- a given quantity of chips that can be bought at one time, as in poker or other gambling games.
- the quantity of chips held by a player at a given point in a gambling game.
verb (used with object)
verb (used without object)
- Aviation.to control the flight patterns of airplanes waiting to land at an airport so that each circles at a designated altitude.
- Informal.to compare; measure up (often followed by against): How does the movie stack up against the novel?
- Informal.to appear plausible or in keeping with the known facts: Your story just doesn't stack up.
- to arrange cards or a pack of cards so as to cheat: He stacked the deck and won every hand.
- to manipulate events, information, etc., especially unethically, in order to achieve an advantage or desired result.
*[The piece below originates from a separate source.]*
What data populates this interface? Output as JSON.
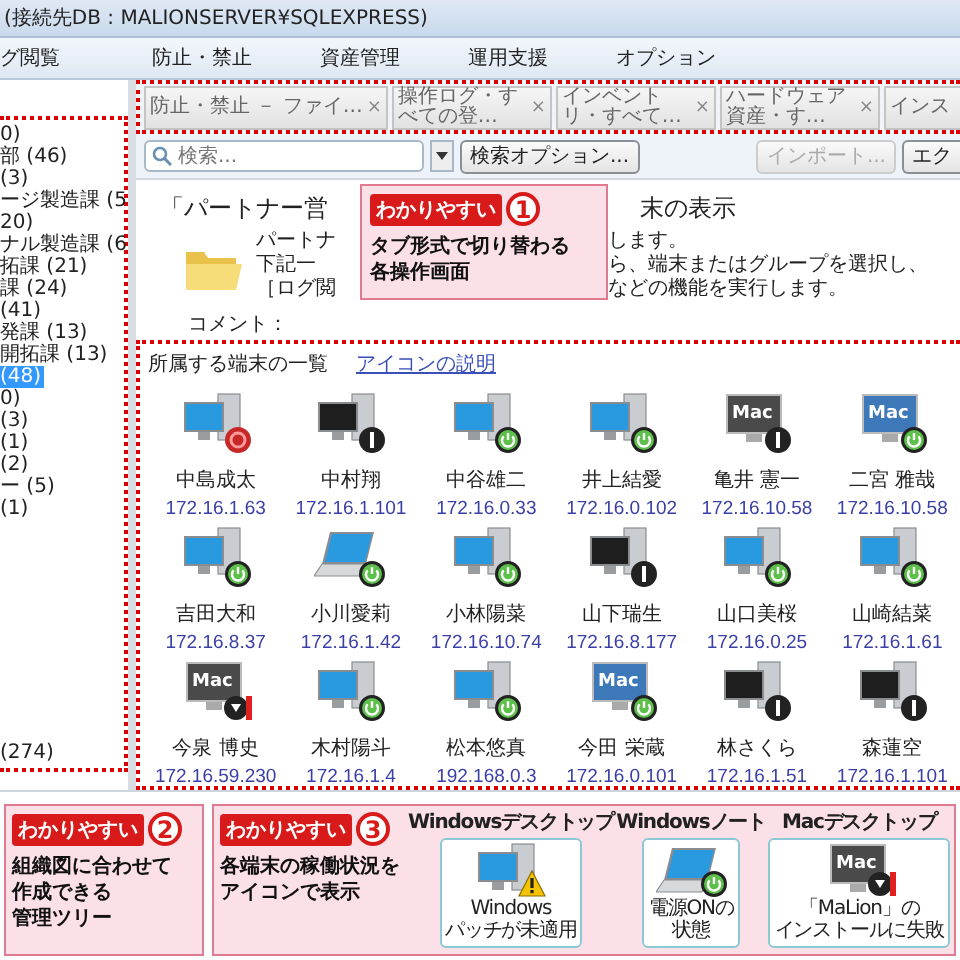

Origin of stack
Related Words for stackingmountain, pyramid, heap, bundle, sheaf, load, stockpile, pile, drift, hill, mass, bank, mound, hoard, cock, assemblage, pack, amass, accumulate, rick
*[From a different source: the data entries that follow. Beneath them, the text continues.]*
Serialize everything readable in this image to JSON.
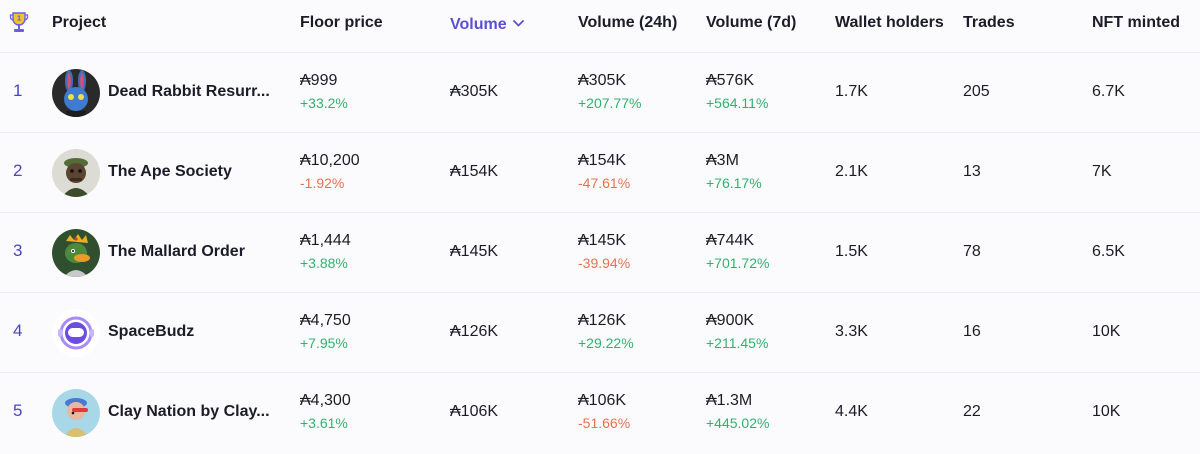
{
  "header": {
    "trophy_icon": "trophy-icon",
    "project": "Project",
    "floor_price": "Floor price",
    "volume": "Volume",
    "volume_24h": "Volume (24h)",
    "volume_7d": "Volume (7d)",
    "wallet_holders": "Wallet holders",
    "trades": "Trades",
    "nft_minted": "NFT minted"
  },
  "colors": {
    "accent": "#5b4fd6",
    "positive": "#2fb36b",
    "negative": "#e8704d"
  },
  "rows": [
    {
      "rank": "1",
      "name": "Dead Rabbit Resurr...",
      "floor": "₳999",
      "floor_change": "+33.2%",
      "volume": "₳305K",
      "vol24": "₳305K",
      "vol24_change": "+207.77%",
      "vol7": "₳576K",
      "vol7_change": "+564.11%",
      "holders": "1.7K",
      "trades": "205",
      "minted": "6.7K"
    },
    {
      "rank": "2",
      "name": "The Ape Society",
      "floor": "₳10,200",
      "floor_change": "-1.92%",
      "volume": "₳154K",
      "vol24": "₳154K",
      "vol24_change": "-47.61%",
      "vol7": "₳3M",
      "vol7_change": "+76.17%",
      "holders": "2.1K",
      "trades": "13",
      "minted": "7K"
    },
    {
      "rank": "3",
      "name": "The Mallard Order",
      "floor": "₳1,444",
      "floor_change": "+3.88%",
      "volume": "₳145K",
      "vol24": "₳145K",
      "vol24_change": "-39.94%",
      "vol7": "₳744K",
      "vol7_change": "+701.72%",
      "holders": "1.5K",
      "trades": "78",
      "minted": "6.5K"
    },
    {
      "rank": "4",
      "name": "SpaceBudz",
      "floor": "₳4,750",
      "floor_change": "+7.95%",
      "volume": "₳126K",
      "vol24": "₳126K",
      "vol24_change": "+29.22%",
      "vol7": "₳900K",
      "vol7_change": "+211.45%",
      "holders": "3.3K",
      "trades": "16",
      "minted": "10K"
    },
    {
      "rank": "5",
      "name": "Clay Nation by Clay...",
      "floor": "₳4,300",
      "floor_change": "+3.61%",
      "volume": "₳106K",
      "vol24": "₳106K",
      "vol24_change": "-51.66%",
      "vol7": "₳1.3M",
      "vol7_change": "+445.02%",
      "holders": "4.4K",
      "trades": "22",
      "minted": "10K"
    }
  ]
}
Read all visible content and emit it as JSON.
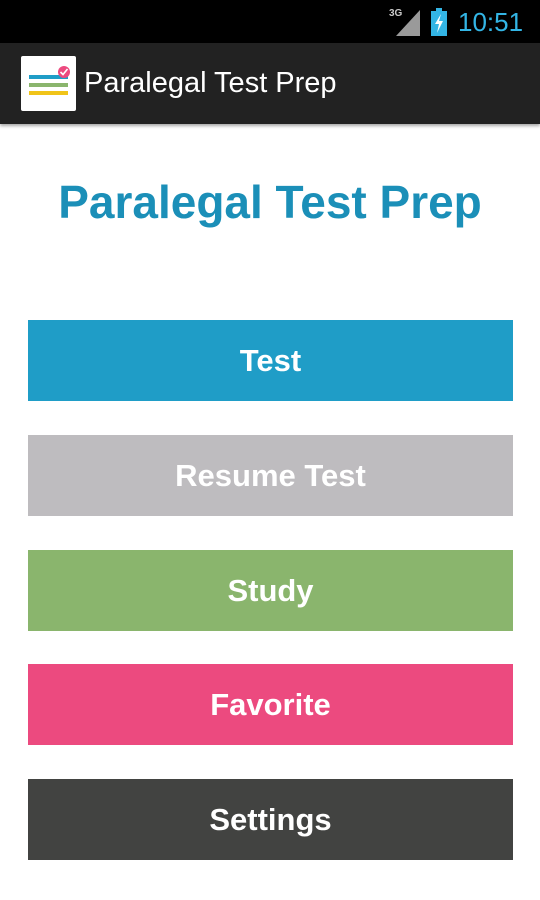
{
  "status_bar": {
    "network": "3G",
    "time": "10:51",
    "icons": [
      "signal-icon",
      "battery-charging-icon"
    ]
  },
  "action_bar": {
    "app_icon": "app-logo-icon",
    "title": "Paralegal Test Prep"
  },
  "main": {
    "heading": "Paralegal Test Prep",
    "buttons": [
      {
        "label": "Test",
        "color": "#1f9dc7"
      },
      {
        "label": "Resume Test",
        "color": "#bebcbf"
      },
      {
        "label": "Study",
        "color": "#8ab56d"
      },
      {
        "label": "Favorite",
        "color": "#ec4a7f"
      },
      {
        "label": "Settings",
        "color": "#424341"
      }
    ]
  },
  "colors": {
    "status_bar_bg": "#000000",
    "action_bar_bg": "#222222",
    "clock": "#33b5e5",
    "heading": "#1b8fb8"
  }
}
Examples from the Web for stacking
Contemporary Examples of stacking
These samples are biased, stacking the deck in favor of a connection between mental disorder and violence.Massacres and Madness
December 14, 2013
Stacking my mess of chips, I looked down a third time and saw two kings ... two majestic kings.World Series of Poker: How Jonathan Miller Almost Won It All (Really)
July 6, 2013
They are clearly trying to take over the Armed Forces by stacking its junior cadres with their own members.Morsi-less: Are Egyptians Done with the Muslim Brothers?
July 1, 2013
These days, people are stacking up to see the last of autumn's vibrant colors.Gal With a Suitcase
November 6, 2010
Historical Examples of stacking
Herein, the Bismarckian skill at stacking the cards reaches its height.Blood and Iron
John Hubert Greusel
I looked up from stacking the chips I had just bought from Nick.Card Trick
Walter Bupp AKA Randall Garrett
"We're stacking them up so they'll be easy to get at," answered one.Christmas Holidays at Merryvale
Alice Hale Burnett
Men and robots were stacking crates and he asked one of the men for Krannon.Deathworld
The people were all at work in the fields betimes, cutting and stacking the barley.Northern Travel
Word Origin for stack
c.1300, "pile, heap, or group of things," from Old Norse stakkr "haystack" (cf. Danish stak, Swedish stack "heap, stack"), from Proto-Germanic *stakkoz, from PIE *stognos- (cf. Old Church Slavonic stogu "heap," Russian stog "haystack," Lithuanian stokas "pillar"), from root *steg- "pole, stick" (see stake (n.)). Meaning "set of shelves on which books are set out" is from 1879. Used of the chimneys of factories, locomotives, etc., since 1825.
In addition to the idioms beginning with stack
- stack the cards
- stack up
- blow one's top (stack)
- cards are stacked
- needle in a haystack
- swear on a stack of bibles